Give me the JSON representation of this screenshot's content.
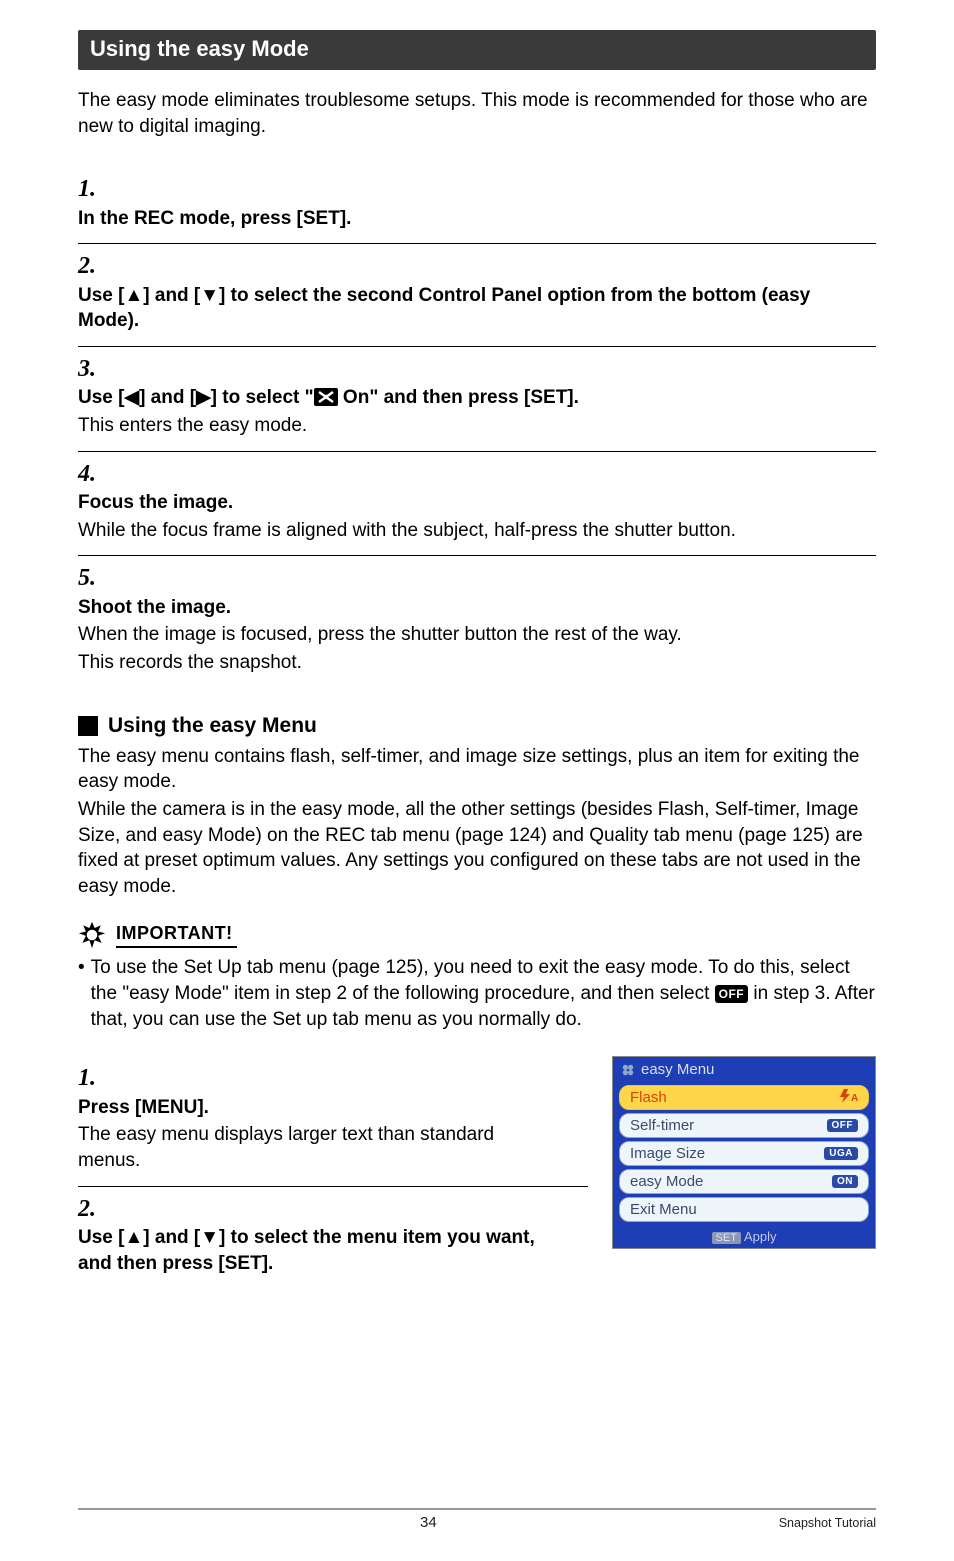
{
  "section_title": "Using the easy Mode",
  "intro": "The easy mode eliminates troublesome setups. This mode is recommended for those who are new to digital imaging.",
  "steps_a": [
    {
      "num": "1.",
      "title": "In the REC mode, press [SET].",
      "desc": ""
    },
    {
      "num": "2.",
      "title": "Use [▲] and [▼] to select the second Control Panel option from the bottom (easy Mode).",
      "desc": ""
    },
    {
      "num": "3.",
      "title_pre": "Use [◀] and [▶] to select \"",
      "title_post": " On\" and then press [SET].",
      "desc": "This enters the easy mode."
    },
    {
      "num": "4.",
      "title": "Focus the image.",
      "desc": "While the focus frame is aligned with the subject, half-press the shutter button."
    },
    {
      "num": "5.",
      "title": "Shoot the image.",
      "desc_lines": [
        "When the image is focused, press the shutter button the rest of the way.",
        "This records the snapshot."
      ]
    }
  ],
  "sub_heading": "Using the easy Menu",
  "easy_menu_para1": "The easy menu contains flash, self-timer, and image size settings, plus an item for exiting the easy mode.",
  "easy_menu_para2": "While the camera is in the easy mode, all the other settings (besides Flash, Self-timer, Image Size, and easy Mode) on the REC tab menu (page 124) and Quality tab menu (page 125) are fixed at preset optimum values. Any settings you configured on these tabs are not used in the easy mode.",
  "important_label": "IMPORTANT!",
  "important_bullet_pre": "To use the Set Up tab menu (page 125), you need to exit the easy mode. To do this, select the \"easy Mode\" item in step 2 of the following procedure, and then select ",
  "important_off_badge": "OFF",
  "important_bullet_post": " in step 3. After that, you can use the Set up tab menu as you normally do.",
  "steps_b": [
    {
      "num": "1.",
      "title": "Press [MENU].",
      "desc": "The easy menu displays larger text than standard menus."
    },
    {
      "num": "2.",
      "title": "Use [▲] and [▼] to select the menu item you want, and then press [SET].",
      "desc": ""
    }
  ],
  "menu": {
    "title": "easy Menu",
    "footer_chip": "SET",
    "footer_text": "Apply",
    "items": [
      {
        "label": "Flash",
        "value": "⚡A",
        "selected": true
      },
      {
        "label": "Self-timer",
        "value": "OFF",
        "selected": false
      },
      {
        "label": "Image Size",
        "value": "UGA",
        "selected": false
      },
      {
        "label": "easy Mode",
        "value": "ON",
        "selected": false
      },
      {
        "label": "Exit Menu",
        "value": "",
        "selected": false
      }
    ]
  },
  "footer": {
    "page": "34",
    "crumb": "Snapshot Tutorial"
  }
}
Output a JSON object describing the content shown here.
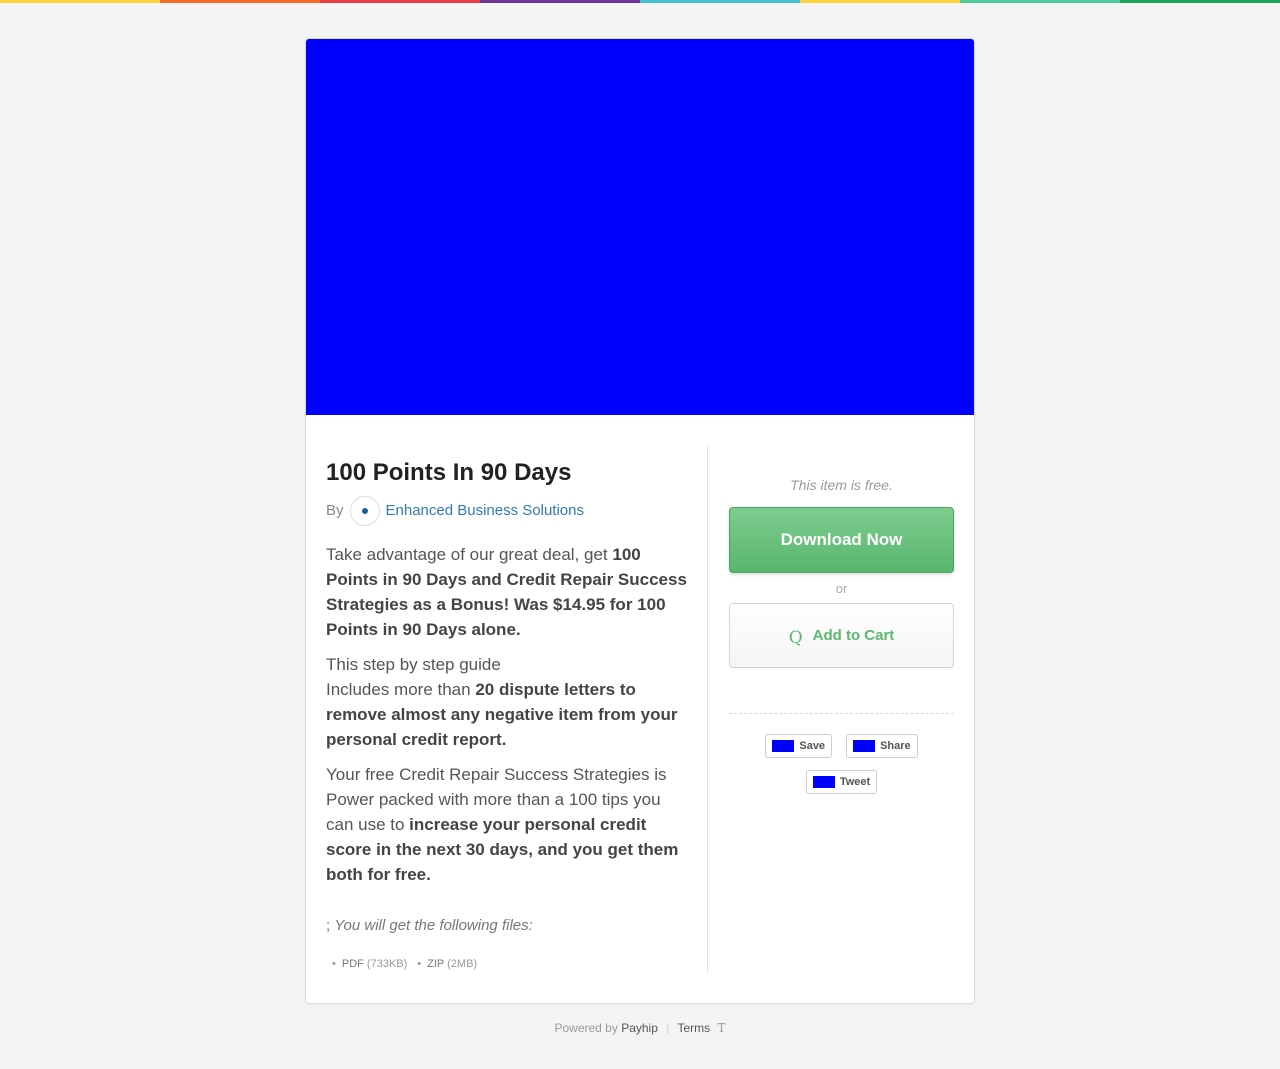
{
  "colors": {
    "strip": [
      "#fdd13a",
      "#f76b2b",
      "#ee3a45",
      "#6a3597",
      "#46c1d4",
      "#fdd13a",
      "#4bcb9b",
      "#19a35b"
    ],
    "cover": "#0000ff",
    "download_button": "#5cb870",
    "seller_link": "#2f7ab8"
  },
  "product": {
    "title": "100 Points In 90 Days",
    "by_label": "By",
    "seller_name": "Enhanced Business Solutions",
    "description": {
      "p1_text": "Take advantage of our great deal, get ",
      "p1_bold": "100 Points in 90 Days and Credit Repair Success Strategies as a Bonus! Was $14.95 for 100 Points in 90 Days alone.",
      "p2_line1": "This step by step guide",
      "p2_text": "Includes more than ",
      "p2_bold": "20 dispute letters to remove almost any negative item from your personal credit report.",
      "p3_text": "Your free Credit Repair Success Strategies is Power packed with more than a 100 tips you can use to ",
      "p3_bold": "increase your personal credit score in the next 30 days, and you get them both for free."
    },
    "files_intro_prefix": ";",
    "files_intro": "You will get the following files:",
    "files": [
      {
        "type": "PDF",
        "size": "(733KB)"
      },
      {
        "type": "ZIP",
        "size": "(2MB)"
      }
    ]
  },
  "sidebar": {
    "free_note": "This item is free.",
    "download_label": "Download Now",
    "or_label": "or",
    "cart_icon": "cart-icon",
    "cart_icon_glyph": "Q",
    "cart_label": "Add to Cart",
    "social": {
      "save_label": "Save",
      "share_label": "Share",
      "tweet_label": "Tweet"
    }
  },
  "footer": {
    "powered_by": "Powered by",
    "payhip": "Payhip",
    "separator": "|",
    "terms": "Terms",
    "terms_glyph": "T"
  }
}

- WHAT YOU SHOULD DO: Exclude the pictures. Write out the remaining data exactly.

- ANSWER SPACE:
Give me the JSON representation of this screenshot's content.
{
  "section_title": "Using the easy Mode",
  "intro": "The easy mode eliminates troublesome setups. This mode is recommended for those who are new to digital imaging.",
  "steps_a": [
    {
      "num": "1.",
      "title": "In the REC mode, press [SET].",
      "desc": ""
    },
    {
      "num": "2.",
      "title": "Use [▲] and [▼] to select the second Control Panel option from the bottom (easy Mode).",
      "desc": ""
    },
    {
      "num": "3.",
      "title_pre": "Use [◀] and [▶] to select \"",
      "title_post": " On\" and then press [SET].",
      "desc": "This enters the easy mode."
    },
    {
      "num": "4.",
      "title": "Focus the image.",
      "desc": "While the focus frame is aligned with the subject, half-press the shutter button."
    },
    {
      "num": "5.",
      "title": "Shoot the image.",
      "desc_lines": [
        "When the image is focused, press the shutter button the rest of the way.",
        "This records the snapshot."
      ]
    }
  ],
  "sub_heading": "Using the easy Menu",
  "easy_menu_para1": "The easy menu contains flash, self-timer, and image size settings, plus an item for exiting the easy mode.",
  "easy_menu_para2": "While the camera is in the easy mode, all the other settings (besides Flash, Self-timer, Image Size, and easy Mode) on the REC tab menu (page 124) and Quality tab menu (page 125) are fixed at preset optimum values. Any settings you configured on these tabs are not used in the easy mode.",
  "important_label": "IMPORTANT!",
  "important_bullet_pre": "To use the Set Up tab menu (page 125), you need to exit the easy mode. To do this, select the \"easy Mode\" item in step 2 of the following procedure, and then select ",
  "important_off_badge": "OFF",
  "important_bullet_post": " in step 3. After that, you can use the Set up tab menu as you normally do.",
  "steps_b": [
    {
      "num": "1.",
      "title": "Press [MENU].",
      "desc": "The easy menu displays larger text than standard menus."
    },
    {
      "num": "2.",
      "title": "Use [▲] and [▼] to select the menu item you want, and then press [SET].",
      "desc": ""
    }
  ],
  "menu": {
    "title": "easy Menu",
    "footer_chip": "SET",
    "footer_text": "Apply",
    "items": [
      {
        "label": "Flash",
        "value": "⚡A",
        "selected": true
      },
      {
        "label": "Self-timer",
        "value": "OFF",
        "selected": false
      },
      {
        "label": "Image Size",
        "value": "UGA",
        "selected": false
      },
      {
        "label": "easy Mode",
        "value": "ON",
        "selected": false
      },
      {
        "label": "Exit Menu",
        "value": "",
        "selected": false
      }
    ]
  },
  "footer": {
    "page": "34",
    "crumb": "Snapshot Tutorial"
  }
}
Output a JSON object describing the content shown here.
{
  "colors": {
    "strip": [
      "#fdd13a",
      "#f76b2b",
      "#ee3a45",
      "#6a3597",
      "#46c1d4",
      "#fdd13a",
      "#4bcb9b",
      "#19a35b"
    ],
    "cover": "#0000ff",
    "download_button": "#5cb870",
    "seller_link": "#2f7ab8"
  },
  "product": {
    "title": "100 Points In 90 Days",
    "by_label": "By",
    "seller_name": "Enhanced Business Solutions",
    "description": {
      "p1_text": "Take advantage of our great deal, get ",
      "p1_bold": "100 Points in 90 Days and Credit Repair Success Strategies as a Bonus! Was $14.95 for 100 Points in 90 Days alone.",
      "p2_line1": "This step by step guide",
      "p2_text": "Includes more than ",
      "p2_bold": "20 dispute letters to remove almost any negative item from your personal credit report.",
      "p3_text": "Your free Credit Repair Success Strategies is Power packed with more than a 100 tips you can use to ",
      "p3_bold": "increase your personal credit score in the next 30 days, and you get them both for free."
    },
    "files_intro_prefix": ";",
    "files_intro": "You will get the following files:",
    "files": [
      {
        "type": "PDF",
        "size": "(733KB)"
      },
      {
        "type": "ZIP",
        "size": "(2MB)"
      }
    ]
  },
  "sidebar": {
    "free_note": "This item is free.",
    "download_label": "Download Now",
    "or_label": "or",
    "cart_icon": "cart-icon",
    "cart_icon_glyph": "Q",
    "cart_label": "Add to Cart",
    "social": {
      "save_label": "Save",
      "share_label": "Share",
      "tweet_label": "Tweet"
    }
  },
  "footer": {
    "powered_by": "Powered by",
    "payhip": "Payhip",
    "separator": "|",
    "terms": "Terms",
    "terms_glyph": "T"
  }
}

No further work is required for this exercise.